The Ecology of Marine Windfarms: Perspectives on Impact Mitigation, Siting, and Future Uses
8th Annual Ronald C. Baird Sea Grant Science Symposium, November 2-4, 2009

The development of offshore renewable energy systems is an international priority driven by the need to reduce our dependence on fossil fuels and decrease human impacts on global climate. At the same time, the increasing demand for high quality seafoods, marine products, and recreational opportunities is accelerating worldwide.

The purpose of this symposium is to develop opportunities and document progress toward a new vision of designed, permitted, offshore ecosystems that have windpower energy systems as their focus to provide mutual benefits for multiple uses of ocean space and many new opportunities to develop the “green economy.”

This symposium will bring together international experts in wind energy, biotechnologies, seafoods, fisheries, aquaculture, and leading legal and policy experts to discuss innovative methods for the integration of these future uses into wind farm marine areas.

Symposium Speakers

Dr. Bela Buck, Head of the Marine Aquaculture, Maritime Technologies and ICZM Work Group at the Alfred Wegener Institute for Polar and Marine Research in Bremerhaven, Germany, will provide the symposium keynote  address. Willett M. Kempton, of the College of Marine and Earth Studies at the University of Delaware, is one of the lunch speakers. Leon Cammen, National Sea Grant College Program director, will also address participants.

Sound Connections: The Science of Rhode Island and Block Island Sounds
7th Annual Ronald C. Baird Sea Grant Science Symposium, October 20-21, 2008

Creating Vibrant Waterfronts in Rhode Island
6th Annual Ronald C. Baird Sea Grant Science Symposium, October 19-21, 2007

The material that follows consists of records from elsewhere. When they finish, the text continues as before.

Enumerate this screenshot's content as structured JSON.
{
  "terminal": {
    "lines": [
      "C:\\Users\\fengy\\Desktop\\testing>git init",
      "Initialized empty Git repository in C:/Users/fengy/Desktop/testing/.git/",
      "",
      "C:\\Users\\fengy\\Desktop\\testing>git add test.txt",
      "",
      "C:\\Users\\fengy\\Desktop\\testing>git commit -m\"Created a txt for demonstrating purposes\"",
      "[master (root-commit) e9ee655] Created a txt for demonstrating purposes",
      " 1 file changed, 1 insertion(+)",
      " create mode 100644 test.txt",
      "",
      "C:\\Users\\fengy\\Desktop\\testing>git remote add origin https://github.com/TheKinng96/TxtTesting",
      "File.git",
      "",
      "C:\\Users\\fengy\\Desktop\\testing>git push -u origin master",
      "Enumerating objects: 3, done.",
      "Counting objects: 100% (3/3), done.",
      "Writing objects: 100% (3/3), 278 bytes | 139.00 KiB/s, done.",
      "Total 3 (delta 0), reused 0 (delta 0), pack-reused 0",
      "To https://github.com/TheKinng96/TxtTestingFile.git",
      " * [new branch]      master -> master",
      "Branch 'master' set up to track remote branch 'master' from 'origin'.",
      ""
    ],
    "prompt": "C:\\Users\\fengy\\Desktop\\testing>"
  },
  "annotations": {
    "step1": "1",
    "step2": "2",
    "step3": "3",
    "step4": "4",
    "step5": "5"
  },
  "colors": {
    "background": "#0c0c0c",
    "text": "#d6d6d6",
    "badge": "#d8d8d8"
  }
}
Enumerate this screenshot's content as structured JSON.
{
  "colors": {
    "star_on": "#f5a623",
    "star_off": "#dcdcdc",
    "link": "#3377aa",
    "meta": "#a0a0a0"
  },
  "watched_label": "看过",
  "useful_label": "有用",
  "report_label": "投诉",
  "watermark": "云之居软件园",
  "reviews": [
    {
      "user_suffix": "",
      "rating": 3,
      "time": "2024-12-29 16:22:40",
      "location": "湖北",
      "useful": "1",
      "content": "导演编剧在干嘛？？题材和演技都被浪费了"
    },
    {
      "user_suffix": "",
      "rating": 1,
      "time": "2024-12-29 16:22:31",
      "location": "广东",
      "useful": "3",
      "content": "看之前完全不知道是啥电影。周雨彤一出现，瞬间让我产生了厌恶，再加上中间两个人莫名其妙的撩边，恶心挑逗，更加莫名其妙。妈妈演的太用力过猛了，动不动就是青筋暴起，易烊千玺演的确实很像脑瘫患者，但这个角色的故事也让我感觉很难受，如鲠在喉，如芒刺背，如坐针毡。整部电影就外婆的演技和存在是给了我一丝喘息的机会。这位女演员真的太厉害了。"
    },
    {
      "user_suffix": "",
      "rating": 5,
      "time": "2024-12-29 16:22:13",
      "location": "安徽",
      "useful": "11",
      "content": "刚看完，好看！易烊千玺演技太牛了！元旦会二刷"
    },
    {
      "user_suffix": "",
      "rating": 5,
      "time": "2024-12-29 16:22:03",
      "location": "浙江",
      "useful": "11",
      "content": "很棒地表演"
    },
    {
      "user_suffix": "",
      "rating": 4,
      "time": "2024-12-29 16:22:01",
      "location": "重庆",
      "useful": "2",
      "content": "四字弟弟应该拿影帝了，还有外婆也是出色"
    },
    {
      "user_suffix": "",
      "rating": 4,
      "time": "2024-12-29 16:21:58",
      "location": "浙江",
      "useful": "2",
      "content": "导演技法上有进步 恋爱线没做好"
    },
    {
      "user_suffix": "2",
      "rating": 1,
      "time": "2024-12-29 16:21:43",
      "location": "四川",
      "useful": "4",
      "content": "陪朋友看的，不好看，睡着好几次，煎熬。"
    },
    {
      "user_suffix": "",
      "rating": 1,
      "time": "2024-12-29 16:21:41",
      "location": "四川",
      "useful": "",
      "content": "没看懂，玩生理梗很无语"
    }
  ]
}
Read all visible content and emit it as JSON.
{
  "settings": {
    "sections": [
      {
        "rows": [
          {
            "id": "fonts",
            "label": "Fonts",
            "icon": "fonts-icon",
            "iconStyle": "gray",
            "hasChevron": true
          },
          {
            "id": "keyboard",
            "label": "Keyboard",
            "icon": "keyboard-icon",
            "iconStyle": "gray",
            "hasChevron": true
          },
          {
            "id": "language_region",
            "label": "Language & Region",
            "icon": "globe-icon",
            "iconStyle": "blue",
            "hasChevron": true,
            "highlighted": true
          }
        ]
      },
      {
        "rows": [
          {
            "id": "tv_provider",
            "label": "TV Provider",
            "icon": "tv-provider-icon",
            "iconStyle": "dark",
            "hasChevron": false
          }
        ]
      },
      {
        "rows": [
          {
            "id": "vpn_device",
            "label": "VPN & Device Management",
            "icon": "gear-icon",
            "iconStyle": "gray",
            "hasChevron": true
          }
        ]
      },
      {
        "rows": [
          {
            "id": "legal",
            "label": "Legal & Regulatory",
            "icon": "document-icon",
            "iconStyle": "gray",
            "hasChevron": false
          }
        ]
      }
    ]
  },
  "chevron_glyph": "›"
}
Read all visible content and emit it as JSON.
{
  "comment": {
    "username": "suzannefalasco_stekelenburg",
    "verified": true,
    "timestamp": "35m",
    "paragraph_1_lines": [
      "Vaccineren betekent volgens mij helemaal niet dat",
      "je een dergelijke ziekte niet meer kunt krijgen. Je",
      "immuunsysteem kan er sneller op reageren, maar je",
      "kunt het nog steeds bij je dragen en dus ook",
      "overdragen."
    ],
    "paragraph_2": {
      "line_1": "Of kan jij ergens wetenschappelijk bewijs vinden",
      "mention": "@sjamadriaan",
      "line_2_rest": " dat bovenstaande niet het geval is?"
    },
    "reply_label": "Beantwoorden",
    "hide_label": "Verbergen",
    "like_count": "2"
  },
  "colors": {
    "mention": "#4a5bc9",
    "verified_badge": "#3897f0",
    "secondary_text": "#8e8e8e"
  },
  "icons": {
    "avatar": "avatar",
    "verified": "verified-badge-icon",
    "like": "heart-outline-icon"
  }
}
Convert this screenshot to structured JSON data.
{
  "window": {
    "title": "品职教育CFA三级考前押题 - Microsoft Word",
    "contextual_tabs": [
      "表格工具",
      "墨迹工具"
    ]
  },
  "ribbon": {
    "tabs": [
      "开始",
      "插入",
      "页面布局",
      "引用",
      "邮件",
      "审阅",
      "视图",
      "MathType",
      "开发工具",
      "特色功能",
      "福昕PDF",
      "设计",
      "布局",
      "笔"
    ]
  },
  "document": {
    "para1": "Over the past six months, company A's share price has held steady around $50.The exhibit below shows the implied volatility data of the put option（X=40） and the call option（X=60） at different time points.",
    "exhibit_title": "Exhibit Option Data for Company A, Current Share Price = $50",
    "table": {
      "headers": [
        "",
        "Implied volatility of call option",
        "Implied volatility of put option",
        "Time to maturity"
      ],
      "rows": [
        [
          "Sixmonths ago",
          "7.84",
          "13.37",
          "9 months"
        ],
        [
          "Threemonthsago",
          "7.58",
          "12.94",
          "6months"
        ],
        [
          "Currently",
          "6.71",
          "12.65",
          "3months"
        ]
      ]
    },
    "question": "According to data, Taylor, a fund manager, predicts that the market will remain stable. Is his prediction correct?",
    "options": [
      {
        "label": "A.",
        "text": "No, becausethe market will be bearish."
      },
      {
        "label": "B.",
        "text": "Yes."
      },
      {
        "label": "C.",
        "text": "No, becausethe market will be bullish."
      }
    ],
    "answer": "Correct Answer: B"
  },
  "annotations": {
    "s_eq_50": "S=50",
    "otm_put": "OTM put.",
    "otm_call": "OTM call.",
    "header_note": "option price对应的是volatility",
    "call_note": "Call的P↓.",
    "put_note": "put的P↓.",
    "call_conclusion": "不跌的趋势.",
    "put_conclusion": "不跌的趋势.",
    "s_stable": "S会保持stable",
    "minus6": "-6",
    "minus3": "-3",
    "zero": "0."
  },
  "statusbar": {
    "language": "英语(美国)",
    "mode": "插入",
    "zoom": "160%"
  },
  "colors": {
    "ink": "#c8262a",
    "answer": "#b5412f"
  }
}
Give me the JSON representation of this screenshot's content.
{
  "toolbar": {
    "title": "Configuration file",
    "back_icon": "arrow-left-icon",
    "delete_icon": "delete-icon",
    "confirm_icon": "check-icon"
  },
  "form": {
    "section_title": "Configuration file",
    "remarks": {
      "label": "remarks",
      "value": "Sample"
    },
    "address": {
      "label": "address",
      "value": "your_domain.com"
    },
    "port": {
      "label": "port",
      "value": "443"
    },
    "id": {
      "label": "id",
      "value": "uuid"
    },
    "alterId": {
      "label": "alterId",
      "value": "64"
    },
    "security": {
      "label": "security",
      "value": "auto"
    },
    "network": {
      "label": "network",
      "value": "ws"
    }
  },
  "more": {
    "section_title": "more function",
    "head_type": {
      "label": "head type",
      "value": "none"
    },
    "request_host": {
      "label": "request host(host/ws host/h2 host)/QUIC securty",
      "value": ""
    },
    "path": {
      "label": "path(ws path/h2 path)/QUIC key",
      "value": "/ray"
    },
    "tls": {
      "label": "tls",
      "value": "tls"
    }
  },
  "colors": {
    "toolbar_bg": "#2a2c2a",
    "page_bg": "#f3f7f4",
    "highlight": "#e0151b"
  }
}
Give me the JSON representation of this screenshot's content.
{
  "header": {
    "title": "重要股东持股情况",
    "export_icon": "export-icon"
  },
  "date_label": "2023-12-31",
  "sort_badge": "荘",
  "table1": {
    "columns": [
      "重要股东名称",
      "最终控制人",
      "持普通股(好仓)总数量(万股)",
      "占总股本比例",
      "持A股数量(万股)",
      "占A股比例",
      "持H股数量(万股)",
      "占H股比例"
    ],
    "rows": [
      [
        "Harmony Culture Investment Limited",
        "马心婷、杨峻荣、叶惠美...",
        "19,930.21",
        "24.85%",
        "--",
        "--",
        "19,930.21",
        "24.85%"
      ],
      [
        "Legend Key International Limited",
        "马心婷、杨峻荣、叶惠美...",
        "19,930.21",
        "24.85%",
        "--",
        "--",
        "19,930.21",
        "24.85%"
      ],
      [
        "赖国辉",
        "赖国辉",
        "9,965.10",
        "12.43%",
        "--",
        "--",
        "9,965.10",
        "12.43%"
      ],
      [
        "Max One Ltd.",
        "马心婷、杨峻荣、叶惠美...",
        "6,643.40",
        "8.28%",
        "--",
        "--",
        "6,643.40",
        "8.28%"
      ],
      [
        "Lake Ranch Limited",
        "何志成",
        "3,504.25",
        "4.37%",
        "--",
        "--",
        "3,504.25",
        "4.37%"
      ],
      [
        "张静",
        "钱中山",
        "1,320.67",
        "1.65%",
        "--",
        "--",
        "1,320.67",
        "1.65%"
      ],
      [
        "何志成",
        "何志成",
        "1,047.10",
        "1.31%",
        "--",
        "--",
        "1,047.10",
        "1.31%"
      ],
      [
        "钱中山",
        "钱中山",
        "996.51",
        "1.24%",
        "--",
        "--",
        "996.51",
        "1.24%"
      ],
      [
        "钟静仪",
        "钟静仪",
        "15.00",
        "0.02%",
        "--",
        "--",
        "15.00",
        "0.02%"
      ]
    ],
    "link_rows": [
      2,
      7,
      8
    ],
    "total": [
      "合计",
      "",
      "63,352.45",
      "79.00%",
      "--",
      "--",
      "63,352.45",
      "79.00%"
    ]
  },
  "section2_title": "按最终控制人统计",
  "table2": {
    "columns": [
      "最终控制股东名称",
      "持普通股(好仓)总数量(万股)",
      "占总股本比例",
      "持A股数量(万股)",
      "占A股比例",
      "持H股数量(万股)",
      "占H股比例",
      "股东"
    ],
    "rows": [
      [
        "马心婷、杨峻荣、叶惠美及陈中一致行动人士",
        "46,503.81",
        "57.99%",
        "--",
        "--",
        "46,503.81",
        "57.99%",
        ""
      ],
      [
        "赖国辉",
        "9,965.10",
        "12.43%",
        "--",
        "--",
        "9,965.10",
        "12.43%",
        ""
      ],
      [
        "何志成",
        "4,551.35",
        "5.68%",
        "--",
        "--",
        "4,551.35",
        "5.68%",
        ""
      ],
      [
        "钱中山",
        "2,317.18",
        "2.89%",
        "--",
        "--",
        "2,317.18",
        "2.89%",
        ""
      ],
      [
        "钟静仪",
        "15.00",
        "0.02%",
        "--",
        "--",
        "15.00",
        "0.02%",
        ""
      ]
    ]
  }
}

The Evolution of Ecosystem Based Management: From Theory to Practice
5th Annual Ronald C. Baird Sea Grant Science Symposium. October 19-20, 2006

Lobsters as Model Organisms for Interfacing Behavior, Ecology, and Fisheries
4th Annual Ronald C. Baird Sea Grant Science Symposium. July 14, 2005

State of Science Knowledge of Nutrients in Narragansett Bay
3rd Annual Ronald C. Baird Sea Grant Science Symposium. November 17-18, 2004  More.

Shallow Marine Ecosystems of Southern Rhode Island
2nd Annual Ronald C. Baird Sea Grant Science Symposium. December 9, 2002, and January 2003. Part I: Hydrology, nutrient & bacteria dynamics. Part II: Sediment dynamics, habitat changes & fish resources.

Urban Aquaculture
1st Annual Ronald C. Baird Sea Grant Science Symposium